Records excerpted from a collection
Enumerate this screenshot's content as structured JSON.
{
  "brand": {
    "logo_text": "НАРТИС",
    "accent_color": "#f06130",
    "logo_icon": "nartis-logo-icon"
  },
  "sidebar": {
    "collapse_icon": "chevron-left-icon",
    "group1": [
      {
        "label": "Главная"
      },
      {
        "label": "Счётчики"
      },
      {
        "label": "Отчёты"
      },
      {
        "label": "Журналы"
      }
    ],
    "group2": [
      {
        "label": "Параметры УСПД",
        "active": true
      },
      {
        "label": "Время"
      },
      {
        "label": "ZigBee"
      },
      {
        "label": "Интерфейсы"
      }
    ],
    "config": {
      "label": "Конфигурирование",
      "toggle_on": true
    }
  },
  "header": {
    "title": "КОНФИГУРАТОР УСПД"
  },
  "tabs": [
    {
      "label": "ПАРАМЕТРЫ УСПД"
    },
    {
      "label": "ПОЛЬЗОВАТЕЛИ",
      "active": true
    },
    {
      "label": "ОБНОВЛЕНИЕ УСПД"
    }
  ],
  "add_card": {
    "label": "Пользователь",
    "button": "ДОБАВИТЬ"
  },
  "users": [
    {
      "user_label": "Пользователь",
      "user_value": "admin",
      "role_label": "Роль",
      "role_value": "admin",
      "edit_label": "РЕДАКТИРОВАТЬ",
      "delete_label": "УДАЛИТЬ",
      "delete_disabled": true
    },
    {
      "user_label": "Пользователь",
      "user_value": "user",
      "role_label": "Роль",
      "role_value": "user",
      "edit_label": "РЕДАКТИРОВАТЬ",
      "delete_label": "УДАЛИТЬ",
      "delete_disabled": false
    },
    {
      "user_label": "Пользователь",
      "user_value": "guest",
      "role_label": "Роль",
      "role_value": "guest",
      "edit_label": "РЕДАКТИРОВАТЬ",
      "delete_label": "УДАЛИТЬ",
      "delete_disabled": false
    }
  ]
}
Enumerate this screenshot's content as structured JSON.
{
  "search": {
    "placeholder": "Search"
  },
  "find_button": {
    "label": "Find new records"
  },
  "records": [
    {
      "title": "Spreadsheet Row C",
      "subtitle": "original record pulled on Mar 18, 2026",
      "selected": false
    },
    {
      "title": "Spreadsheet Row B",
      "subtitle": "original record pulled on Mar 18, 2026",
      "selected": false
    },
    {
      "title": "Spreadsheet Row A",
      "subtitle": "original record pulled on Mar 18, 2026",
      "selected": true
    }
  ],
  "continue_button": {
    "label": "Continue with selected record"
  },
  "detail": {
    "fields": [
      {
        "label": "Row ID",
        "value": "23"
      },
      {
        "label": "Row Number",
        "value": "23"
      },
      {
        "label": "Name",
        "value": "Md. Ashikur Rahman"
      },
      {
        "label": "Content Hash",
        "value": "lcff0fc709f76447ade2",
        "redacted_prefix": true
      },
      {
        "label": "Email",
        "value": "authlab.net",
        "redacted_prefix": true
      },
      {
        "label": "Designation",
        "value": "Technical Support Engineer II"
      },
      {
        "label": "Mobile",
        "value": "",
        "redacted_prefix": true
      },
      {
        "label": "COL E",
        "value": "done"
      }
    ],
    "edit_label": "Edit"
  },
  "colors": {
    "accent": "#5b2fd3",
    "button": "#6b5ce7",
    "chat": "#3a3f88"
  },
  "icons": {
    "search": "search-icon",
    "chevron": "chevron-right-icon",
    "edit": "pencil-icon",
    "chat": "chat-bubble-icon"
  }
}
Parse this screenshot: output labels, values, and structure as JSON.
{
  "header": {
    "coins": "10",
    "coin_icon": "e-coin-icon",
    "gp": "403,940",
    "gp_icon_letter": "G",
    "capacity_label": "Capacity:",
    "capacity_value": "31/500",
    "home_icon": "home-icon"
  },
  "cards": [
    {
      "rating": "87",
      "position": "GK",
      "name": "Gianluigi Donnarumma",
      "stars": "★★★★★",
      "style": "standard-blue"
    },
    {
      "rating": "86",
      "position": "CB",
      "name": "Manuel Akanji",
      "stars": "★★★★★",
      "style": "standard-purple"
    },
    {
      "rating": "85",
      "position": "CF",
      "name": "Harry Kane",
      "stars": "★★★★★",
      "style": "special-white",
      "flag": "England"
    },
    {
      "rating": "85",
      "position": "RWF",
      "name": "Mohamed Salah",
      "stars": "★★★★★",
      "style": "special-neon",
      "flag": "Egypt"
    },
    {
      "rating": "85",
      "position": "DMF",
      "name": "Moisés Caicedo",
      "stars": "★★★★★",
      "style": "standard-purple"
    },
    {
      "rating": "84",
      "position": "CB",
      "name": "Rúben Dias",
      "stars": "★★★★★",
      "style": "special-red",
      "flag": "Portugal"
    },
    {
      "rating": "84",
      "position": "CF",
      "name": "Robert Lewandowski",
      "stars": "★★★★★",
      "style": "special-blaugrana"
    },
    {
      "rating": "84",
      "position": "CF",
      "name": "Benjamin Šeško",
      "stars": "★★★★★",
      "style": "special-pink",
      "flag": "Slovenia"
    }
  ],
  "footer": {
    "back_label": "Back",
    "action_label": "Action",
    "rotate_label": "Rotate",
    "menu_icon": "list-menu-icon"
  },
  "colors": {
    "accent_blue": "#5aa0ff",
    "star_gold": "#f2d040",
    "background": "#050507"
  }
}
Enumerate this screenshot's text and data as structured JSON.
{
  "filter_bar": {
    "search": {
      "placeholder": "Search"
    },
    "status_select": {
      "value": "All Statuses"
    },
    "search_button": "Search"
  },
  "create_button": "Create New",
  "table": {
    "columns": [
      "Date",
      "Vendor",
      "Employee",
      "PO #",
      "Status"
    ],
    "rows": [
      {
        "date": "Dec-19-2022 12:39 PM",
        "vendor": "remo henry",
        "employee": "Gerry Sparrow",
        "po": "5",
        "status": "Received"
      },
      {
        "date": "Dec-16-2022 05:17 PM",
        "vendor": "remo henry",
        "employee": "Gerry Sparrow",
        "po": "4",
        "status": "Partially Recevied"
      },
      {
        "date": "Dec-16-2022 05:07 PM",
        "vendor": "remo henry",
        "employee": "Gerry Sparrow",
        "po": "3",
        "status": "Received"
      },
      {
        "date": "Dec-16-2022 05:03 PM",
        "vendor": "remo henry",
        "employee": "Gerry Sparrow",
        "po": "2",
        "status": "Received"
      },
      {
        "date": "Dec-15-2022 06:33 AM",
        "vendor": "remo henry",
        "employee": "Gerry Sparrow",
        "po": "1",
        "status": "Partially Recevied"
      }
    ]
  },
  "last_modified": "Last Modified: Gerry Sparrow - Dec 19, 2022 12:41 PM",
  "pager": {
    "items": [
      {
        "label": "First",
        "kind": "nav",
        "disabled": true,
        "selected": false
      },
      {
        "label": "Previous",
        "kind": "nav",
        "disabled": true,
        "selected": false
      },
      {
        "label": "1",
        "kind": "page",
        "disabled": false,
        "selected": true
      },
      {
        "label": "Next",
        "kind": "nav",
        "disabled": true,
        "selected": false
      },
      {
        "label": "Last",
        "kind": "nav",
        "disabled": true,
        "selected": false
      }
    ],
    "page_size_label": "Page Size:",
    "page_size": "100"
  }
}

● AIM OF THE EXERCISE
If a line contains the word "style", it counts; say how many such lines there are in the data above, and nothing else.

● EXERCISE ANSWER
8